At 07:26 AM 9/7/2006, Jim Lux wrote:
>Does anyone have practical experience with HF bias tees used to send
>DC power up the coax? For instance, MFJ has one that is about
>I'm sure they are just a series capacitor in the RF path and a RF
>choke in the DC path, but what sort of values do they have? and, more
>interestingly, what are the component ratings? The MFJ site says 1
>Amp and 50VDC, which is the DC path (what's the series resistance of
>that choke, though?), but I'm curious about the RF path.
The picture in the QST review
shows the disc capacitors and says rated at 200W (although I couldn't
find that in the manual online at MFJ). It also says that the loss
was <0.03dB, which is quite low, but, if you pushed a kW through it,
that half a percent loss is 5W, which could make that cap pretty toasty warm.
>We have some MFJ remote switches at W6VIO which use the same
>technique to send the relay current up the coax, and as I recall,
>there's just a couple of disk caps for the DC block.

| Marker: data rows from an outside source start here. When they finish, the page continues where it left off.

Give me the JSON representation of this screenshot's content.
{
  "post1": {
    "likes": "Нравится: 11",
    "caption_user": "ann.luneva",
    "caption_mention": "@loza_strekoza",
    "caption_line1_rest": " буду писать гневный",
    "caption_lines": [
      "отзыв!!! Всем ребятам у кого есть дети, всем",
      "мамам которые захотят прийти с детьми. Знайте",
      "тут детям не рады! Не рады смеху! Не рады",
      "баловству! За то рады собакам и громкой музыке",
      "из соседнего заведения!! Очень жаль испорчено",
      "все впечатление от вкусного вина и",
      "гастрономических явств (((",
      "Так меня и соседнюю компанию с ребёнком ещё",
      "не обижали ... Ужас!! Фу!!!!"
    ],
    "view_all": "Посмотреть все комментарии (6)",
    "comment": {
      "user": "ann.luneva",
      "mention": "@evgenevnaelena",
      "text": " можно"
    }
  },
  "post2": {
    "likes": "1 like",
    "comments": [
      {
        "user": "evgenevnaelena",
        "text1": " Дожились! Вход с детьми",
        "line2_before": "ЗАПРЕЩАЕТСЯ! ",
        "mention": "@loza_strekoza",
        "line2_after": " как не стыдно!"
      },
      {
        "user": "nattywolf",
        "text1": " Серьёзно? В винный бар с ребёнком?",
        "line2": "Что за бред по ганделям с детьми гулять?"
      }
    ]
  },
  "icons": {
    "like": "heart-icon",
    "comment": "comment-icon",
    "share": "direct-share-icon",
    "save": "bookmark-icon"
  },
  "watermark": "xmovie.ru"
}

At 1.5 kW,
>those caps have to handle 6 Amps or so of RF without significant heating.
>Other sources than MFJ? (e.g. Tessco?)
>What about designs to handle more DC power?
>What about interaction with transient suppression devices? What
>order do you put the bias tee and transient suppressor?
>Feedline to antenna: transient suppressor: bias tee: rig?
>What about at the antenna end?
>How could you do this and still have a DC grounded antenna? (the load
>at the antenna end is presumably low Z for DC, and you could bypass
>around it for RF that gets through the choke
>I'm looking at schemes to run equipment that's a bit more than just a
>bunch of relays at a remote antenna location and sending the the
>power and signalling up the same 1000 ft run of coax.
>TowerTalk mailing list
TowerTalk mailing list